As Brunton Park erupted, it took time for the rarity of the moment to strike Dungey and his team-mates. “The crowd would have come on the pitch if anyone had scored, a striker or whoever,” he says “So it struck us more when we got into the dressing room, and on the coach on the long journey home. It was on the radio, on the telly, on the videprinter, and it was all about Carlisle v Plymouth which, with all due respect, wouldn’t normally have been all over Sky Sports or going around the world.”

How did Dungey reflect analytically on his own involvement – parrying Dobie’s header straight to Glass’s instep? “You look at it and think, ‘Could I have caught it, done this, done that...?’, but it was just a reaction, and it could just as easily have fallen to a defender to clear, or a striker to score, and it wouldn’t have been such a big deal. That’s football.”

The goal was replayed for days, weeks and years afterwards. Were there ever times when Glass’s counterpart wished it would go away, this film of him conceding to another goalie? “Yeah, because so many people talked about it and knew about it, at times I did think, ‘Really, do I have to see it again?’ But 20 years down the line, it goes out of your mind a little bit. It’s only when someone mentions it - and that can be days or years apart - that your mind brings it back today.

“After a couple of years, you got a bit sick of it, but now I’m a bit older, it raises a smile. When I meet new people, and they realise I was a professional footballer, or you’re in one of those situations at work when you’re asked about interesting facts about yourself, I sometimes pre-empt it: ‘Yes, before you talk about it, that was me’. It can be a bit of a joke now.”

After leaving Plymouth, Dungey played in non-league for Dorchester Town and went into banking, still playing locally until four years ago, married with two children.
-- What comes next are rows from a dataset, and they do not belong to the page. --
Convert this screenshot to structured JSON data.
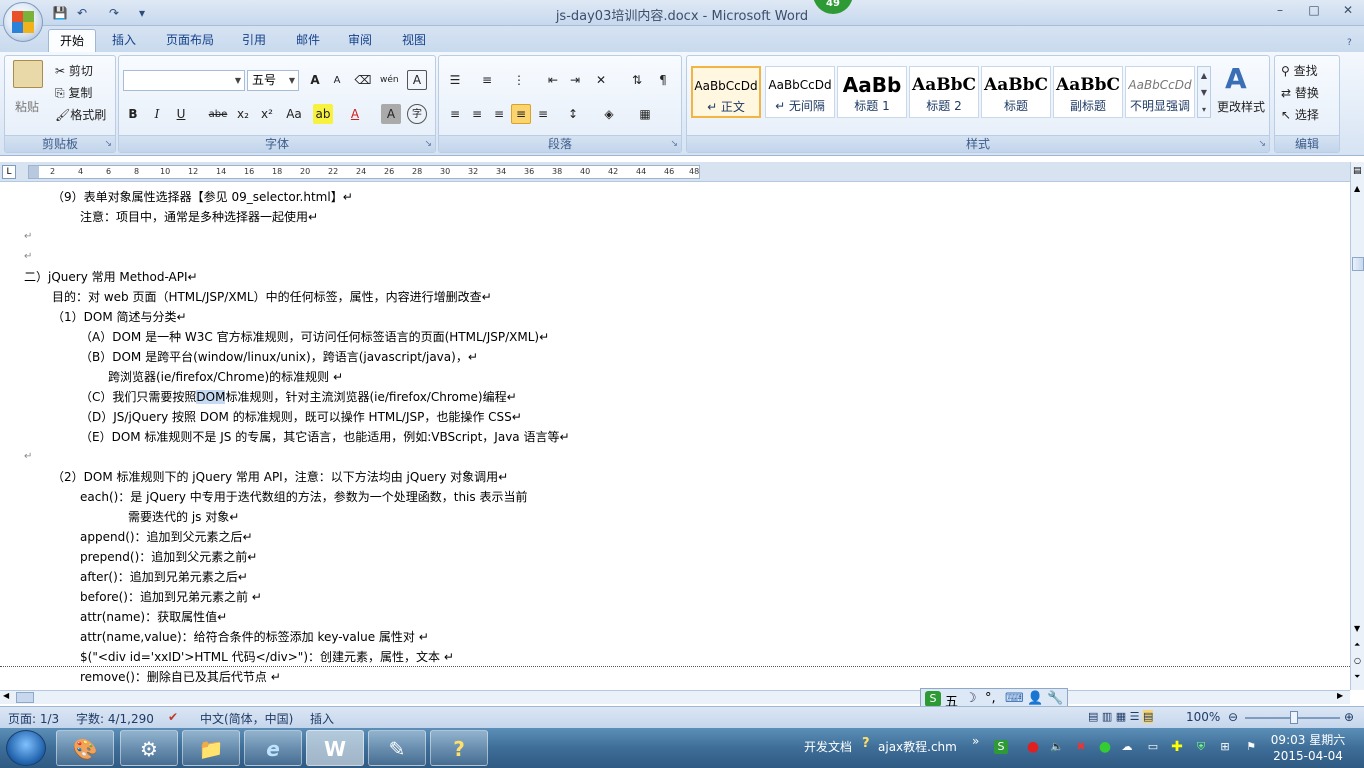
{
  "window": {
    "title": "js-day03培训内容.docx - Microsoft Word",
    "badge": "49",
    "controls": [
      "–",
      "□",
      "✕"
    ]
  },
  "quick_access": {
    "save": "💾",
    "undo": "↶",
    "redo": "↷",
    "customize": "▾"
  },
  "tabs": [
    "开始",
    "插入",
    "页面布局",
    "引用",
    "邮件",
    "审阅",
    "视图"
  ],
  "ribbon": {
    "clipboard": {
      "label": "剪贴板",
      "paste": "粘贴",
      "cut": "剪切",
      "copy": "复制",
      "format_painter": "格式刷"
    },
    "font": {
      "label": "字体",
      "font_name": "",
      "font_size": "五号",
      "bold": "B",
      "italic": "I",
      "underline": "U",
      "strike": "abe",
      "subscript": "x₂",
      "superscript": "x²",
      "change_case": "Aa",
      "grow": "A",
      "shrink": "A",
      "pinyin": "wén",
      "char_border": "A",
      "char_shading": "A",
      "enclose": "字"
    },
    "paragraph": {
      "label": "段落"
    },
    "styles": {
      "label": "样式",
      "items": [
        {
          "sample": "AaBbCcDd",
          "name": "↵ 正文",
          "selected": true
        },
        {
          "sample": "AaBbCcDd",
          "name": "↵ 无间隔"
        },
        {
          "sample": "AaBb",
          "name": "标题 1"
        },
        {
          "sample": "AaBbC",
          "name": "标题 2"
        },
        {
          "sample": "AaBbC",
          "name": "标题"
        },
        {
          "sample": "AaBbC",
          "name": "副标题"
        },
        {
          "sample": "AaBbCcDd",
          "name": "不明显强调"
        }
      ],
      "change_styles": "更改样式"
    },
    "editing": {
      "label": "编辑",
      "find": "查找",
      "replace": "替换",
      "select": "选择"
    }
  },
  "ruler": {
    "ticks": [
      "2",
      "4",
      "6",
      "8",
      "10",
      "12",
      "14",
      "16",
      "18",
      "20",
      "22",
      "24",
      "26",
      "28",
      "30",
      "32",
      "34",
      "36",
      "38",
      "40",
      "42",
      "44",
      "46",
      "48"
    ]
  },
  "document": {
    "lines": [
      "（9）表单对象属性选择器【参见 09_selector.html】↵",
      "注意：项目中，通常是多种选择器一起使用↵",
      "↵",
      "↵",
      "二）jQuery 常用 Method-API↵",
      "目的：对 web 页面（HTML/JSP/XML）中的任何标签，属性，内容进行增删改查↵",
      "（1）DOM 简述与分类↵",
      "（A）DOM 是一种 W3C 官方标准规则，可访问任何标签语言的页面(HTML/JSP/XML)↵",
      "（B）DOM 是跨平台(window/linux/unix)，跨语言(javascript/java)，↵",
      "跨浏览器(ie/firefox/Chrome)的标准规则 ↵",
      "（C）我们只需要按照",
      "DOM",
      "标准规则，针对主流浏览器(ie/firefox/Chrome)编程↵",
      "（D）JS/jQuery 按照 DOM 的标准规则，既可以操作 HTML/JSP，也能操作 CSS↵",
      "（E）DOM 标准规则不是 JS 的专属，其它语言，也能适用，例如:VBScript，Java 语言等↵",
      "↵",
      "（2）DOM 标准规则下的 jQuery 常用 API，注意：以下方法均由 jQuery 对象调用↵",
      "each()：是 jQuery 中专用于迭代数组的方法，参数为一个处理函数，this 表示当前",
      "需要迭代的 js 对象↵",
      "append()：追加到父元素之后↵",
      "prepend()：追加到父元素之前↵",
      "after()：追加到兄弟元素之后↵",
      "before()：追加到兄弟元素之前 ↵",
      "attr(name)：获取属性值↵",
      "attr(name,value)：给符合条件的标签添加 key-value 属性对 ↵",
      "$(\"<div id='xxID'>HTML 代码</div>\")：创建元素，属性，文本 ↵",
      "remove()：删除自已及其后代节点 ↵"
    ]
  },
  "ime": {
    "items": [
      "S",
      "五",
      "☽",
      "°,",
      "⌨",
      "👤",
      "🔧"
    ]
  },
  "status": {
    "page": "页面: 1/3",
    "words": "字数: 4/1,290",
    "language": "中文(简体，中国)",
    "mode": "插入",
    "zoom": "100%",
    "zoom_level_percent": 100
  },
  "taskbar": {
    "apps": [
      "🎨",
      "⚙",
      "📁",
      "e",
      "W",
      "✎",
      "?"
    ],
    "tray_text": "开发文档",
    "tray_app": "ajax教程.chm",
    "tray_expand": "»",
    "clock_time": "09:03 星期六",
    "clock_date": "2015-04-04"
  }
}
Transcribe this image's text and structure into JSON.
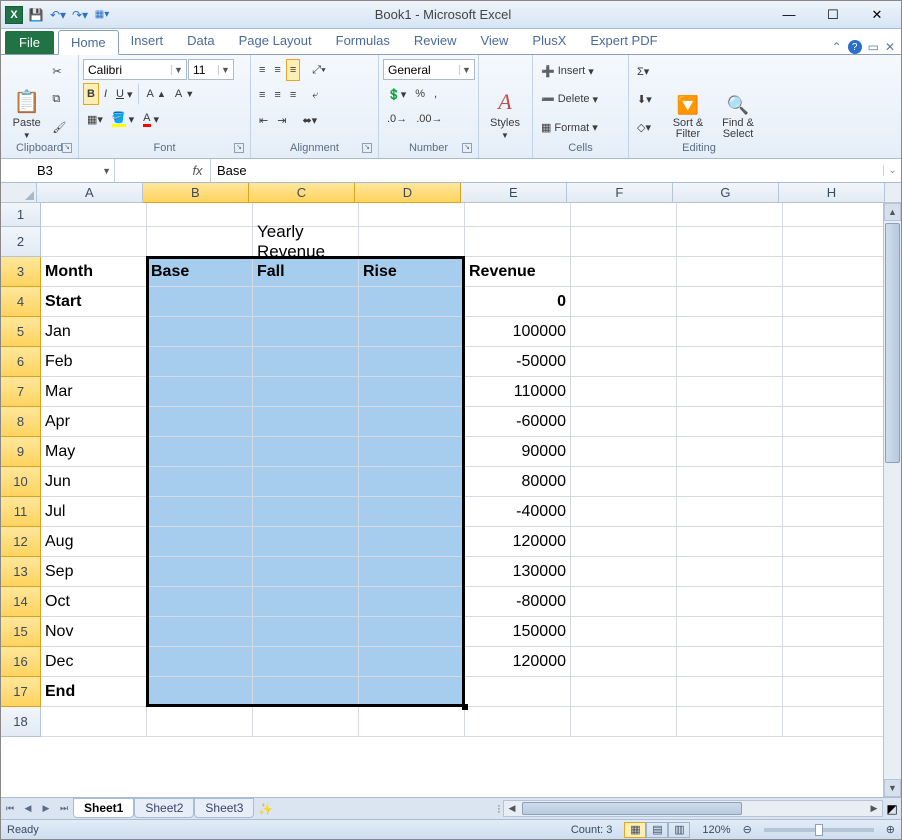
{
  "window": {
    "title": "Book1 - Microsoft Excel"
  },
  "qat": {
    "save": "💾",
    "undo": "↶",
    "redo": "↷"
  },
  "tabs": {
    "file": "File",
    "items": [
      "Home",
      "Insert",
      "Data",
      "Page Layout",
      "Formulas",
      "Review",
      "View",
      "PlusX",
      "Expert PDF"
    ],
    "active": "Home"
  },
  "ribbon": {
    "clipboard": {
      "label": "Clipboard",
      "paste": "Paste"
    },
    "font": {
      "label": "Font",
      "name": "Calibri",
      "size": "11"
    },
    "alignment": {
      "label": "Alignment"
    },
    "number": {
      "label": "Number",
      "format": "General"
    },
    "styles": {
      "label": "",
      "styles_btn": "Styles"
    },
    "cells": {
      "label": "Cells",
      "insert": "Insert",
      "delete": "Delete",
      "format": "Format"
    },
    "editing": {
      "label": "Editing",
      "sort": "Sort & Filter",
      "find": "Find & Select"
    }
  },
  "namebox": "B3",
  "formula": "Base",
  "columns": [
    "A",
    "B",
    "C",
    "D",
    "E",
    "F",
    "G",
    "H"
  ],
  "selected_cols": [
    "B",
    "C",
    "D"
  ],
  "row_numbers": [
    1,
    2,
    3,
    4,
    5,
    6,
    7,
    8,
    9,
    10,
    11,
    12,
    13,
    14,
    15,
    16,
    17,
    18
  ],
  "title_cell": "Yearly Revenue",
  "headers": {
    "A": "Month",
    "B": "Base",
    "C": "Fall",
    "D": "Rise",
    "E": "Revenue"
  },
  "rows": [
    {
      "month": "Start",
      "rev": "0",
      "bold": true
    },
    {
      "month": "Jan",
      "rev": "100000"
    },
    {
      "month": "Feb",
      "rev": "-50000"
    },
    {
      "month": "Mar",
      "rev": "110000"
    },
    {
      "month": "Apr",
      "rev": "-60000"
    },
    {
      "month": "May",
      "rev": "90000"
    },
    {
      "month": "Jun",
      "rev": "80000"
    },
    {
      "month": "Jul",
      "rev": "-40000"
    },
    {
      "month": "Aug",
      "rev": "120000"
    },
    {
      "month": "Sep",
      "rev": "130000"
    },
    {
      "month": "Oct",
      "rev": "-80000"
    },
    {
      "month": "Nov",
      "rev": "150000"
    },
    {
      "month": "Dec",
      "rev": "120000"
    },
    {
      "month": "End",
      "rev": "",
      "bold": true
    }
  ],
  "sheets": {
    "items": [
      "Sheet1",
      "Sheet2",
      "Sheet3"
    ],
    "active": "Sheet1"
  },
  "status": {
    "mode": "Ready",
    "count": "Count: 3",
    "zoom": "120%"
  }
}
Learning more about the other goalkeeper that day has been unavoidable. “You read a lot of articles about Jimmy Glass, everyone’s wanting to talk to him, he’s written his book too, and he probably never dreamed of that when he was playing in that game. This was something that happened in a split-second, and all that has come from it.”

He also, though, ponders further on the potential downsides of being that day’s comic-book hero. “It’s fantastic that [Glass] has that spotlight, but sometimes it probably takes away from what else he did," Dungey says. "People will go, ‘You’re the goalkeeper who scored’, not the one who made that save or played in those other games.

“He’s always going to be talking about that goal. I can’t speak for him, but I imagine that was great at some times and frustrating at others.”

Dungey remains close to football, through his son, whose team he helps coach, and through kickarounds with work colleagues. Life is relatively normal, yet those times do still come when he is reminded of his accidental involvement in something quite extraordinary.

“Twenty years feel like they’ve gone by quickly,” he says, “and there’s not many people who don’t remember that day. Even people who aren’t massive football fans. They remember hearing about it, reading about it. It was such a big moment.”